I believe herein lies the great identifying factor of many false teachers today. Examination of their ministry gives testimony to luxuriant lifestyles maintained through the fleecing of the professing body of believers. They are obviously focused on self. If their focus were truly on ministry as exampled by Christ, they would be dying to self in service to others before the Lord.
2Cor. 12:20 For I fear, lest, when I come, I shall not find you such as I would, and that I shall be found unto you such as ye would not: lest there be debates, envyings, wraths, strifes, backbitings, whisperings, swellings, tumults:
2Cor. 12:21 And lest, when I come again, my God will humble me among you, and that I shall bewail many which have sinned already, and have not repented of the uncleanness and fornication and lasciviousness which they have committed.
I liked the wording of the NLT for the first part of verse 20: “For I am afraid that when I come to visit you I won’t like what I find, and then you won’t like my response.”

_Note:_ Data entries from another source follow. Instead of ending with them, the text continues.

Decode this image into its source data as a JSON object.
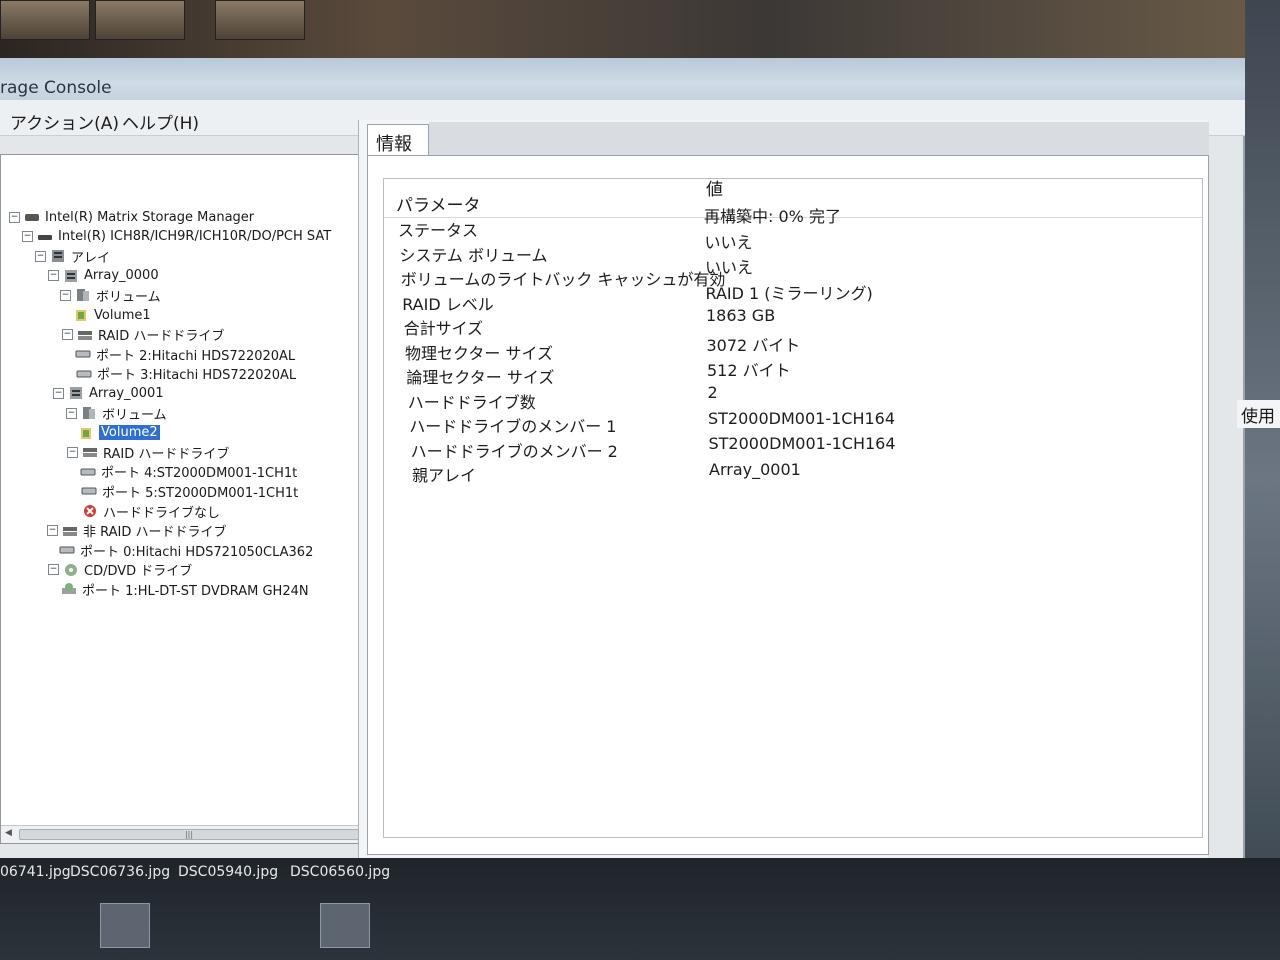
{
  "window": {
    "title": "rage Console"
  },
  "menu": {
    "items": [
      {
        "label": "アクション(A)"
      },
      {
        "label": "ヘルプ(H)"
      }
    ]
  },
  "tree": {
    "items": [
      {
        "label": "Intel(R) Matrix Storage Manager",
        "icon": "computer-icon",
        "depth": 0
      },
      {
        "label": "Intel(R) ICH8R/ICH9R/ICH10R/DO/PCH SAT",
        "icon": "controller-icon",
        "depth": 1
      },
      {
        "label": "アレイ",
        "icon": "array-group-icon",
        "depth": 2
      },
      {
        "label": "Array_0000",
        "icon": "array-icon",
        "depth": 3
      },
      {
        "label": "ボリューム",
        "icon": "volume-group-icon",
        "depth": 4
      },
      {
        "label": "Volume1",
        "icon": "volume-icon",
        "depth": 5
      },
      {
        "label": "RAID ハードドライブ",
        "icon": "raid-drives-icon",
        "depth": 4
      },
      {
        "label": "ポート 2:Hitachi HDS722020AL",
        "icon": "hard-drive-icon",
        "depth": 5
      },
      {
        "label": "ポート 3:Hitachi HDS722020AL",
        "icon": "hard-drive-icon",
        "depth": 5
      },
      {
        "label": "Array_0001",
        "icon": "array-icon",
        "depth": 3
      },
      {
        "label": "ボリューム",
        "icon": "volume-group-icon",
        "depth": 4
      },
      {
        "label": "Volume2",
        "icon": "volume-icon",
        "depth": 5,
        "selected": true
      },
      {
        "label": "RAID ハードドライブ",
        "icon": "raid-drives-icon",
        "depth": 4
      },
      {
        "label": "ポート 4:ST2000DM001-1CH1t",
        "icon": "hard-drive-icon",
        "depth": 5
      },
      {
        "label": "ポート 5:ST2000DM001-1CH1t",
        "icon": "hard-drive-icon",
        "depth": 5
      },
      {
        "label": "ハードドライブなし",
        "icon": "missing-drive-icon",
        "depth": 5
      },
      {
        "label": "非 RAID ハードドライブ",
        "icon": "raid-drives-icon",
        "depth": 2
      },
      {
        "label": "ポート 0:Hitachi HDS721050CLA362",
        "icon": "hard-drive-icon",
        "depth": 3
      },
      {
        "label": "CD/DVD ドライブ",
        "icon": "optical-group-icon",
        "depth": 2
      },
      {
        "label": "ポート 1:HL-DT-ST DVDRAM GH24N",
        "icon": "optical-drive-icon",
        "depth": 3
      }
    ]
  },
  "info": {
    "tab_label": "情報",
    "header_param": "パラメータ",
    "header_value": "値",
    "rows": [
      {
        "param": "ステータス",
        "value": "再構築中: 0% 完了"
      },
      {
        "param": "システム ボリューム",
        "value": "いいえ"
      },
      {
        "param": "ボリュームのライトバック キャッシュが有効",
        "value": "いいえ"
      },
      {
        "param": "RAID レベル",
        "value": "RAID 1 (ミラーリング)"
      },
      {
        "param": "合計サイズ",
        "value": "1863 GB"
      },
      {
        "param": "物理セクター サイズ",
        "value": "3072 バイト"
      },
      {
        "param": "論理セクター サイズ",
        "value": "512 バイト"
      },
      {
        "param": "ハードドライブ数",
        "value": "2"
      },
      {
        "param": "ハードドライブのメンバー 1",
        "value": "ST2000DM001-1CH164"
      },
      {
        "param": "ハードドライブのメンバー 2",
        "value": "ST2000DM001-1CH164"
      },
      {
        "param": "親アレイ",
        "value": "Array_0001"
      }
    ]
  },
  "desktop": {
    "files": [
      "06741.jpg",
      "DSC06736.jpg",
      "DSC05940.jpg",
      "DSC06560.jpg"
    ],
    "side_note": "使用"
  }
}
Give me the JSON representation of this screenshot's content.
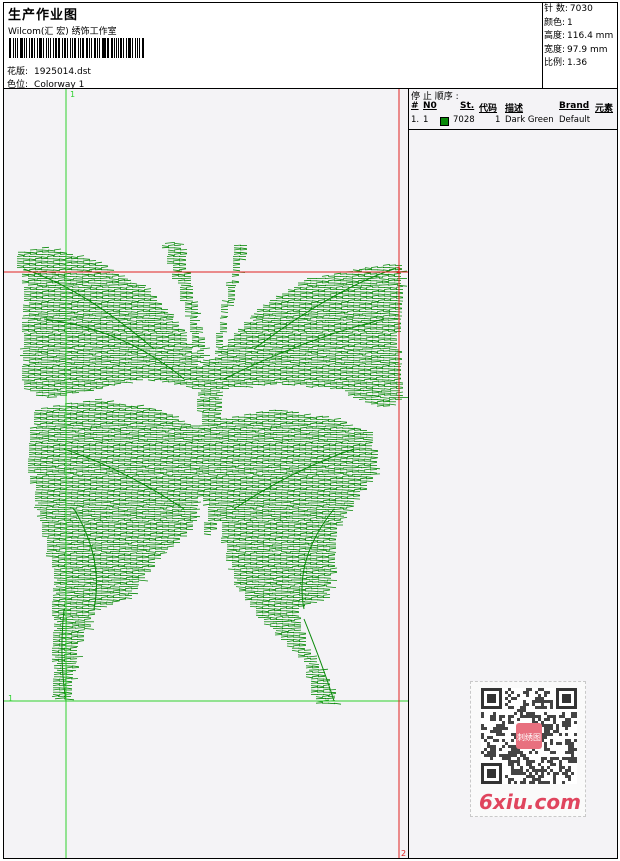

This implies that Paul is not planning on acting with political correctness or catering to the desires of the people. He plans on confronting specific sin according to the truth of scripture. Because many pastors today no longer follow Paul’s example, this has become a major reason for spiritual weakness in the body of believers.
Paul is fearful of finding that the Corinthian church is more identified with the deeds of the flesh than of the fruits of the Spirit. It would humble Paul to find those in whom he had invested so much of himself were not producing spiritual fruit and in fact were still serving the flesh.
Helpful insights from the Greek & Webster:
“debates” = quarrels and contentions
“envyings” = the zeal of an enemy, jealousy
“wraths” = uncontrolled anger
“strifes” = intrigue or scheming and contention
“backbitings” = defamation, evil speaking
“whisperings” = slander
“swellings” = haughtiness, pride
“tumults” = instability, disorder, confusion
“uncleanness” = physical or moral impurity
“fornication” = adultery and incest, idolatry
“lasciviousness” = filthy, wantonness, lewd, lustful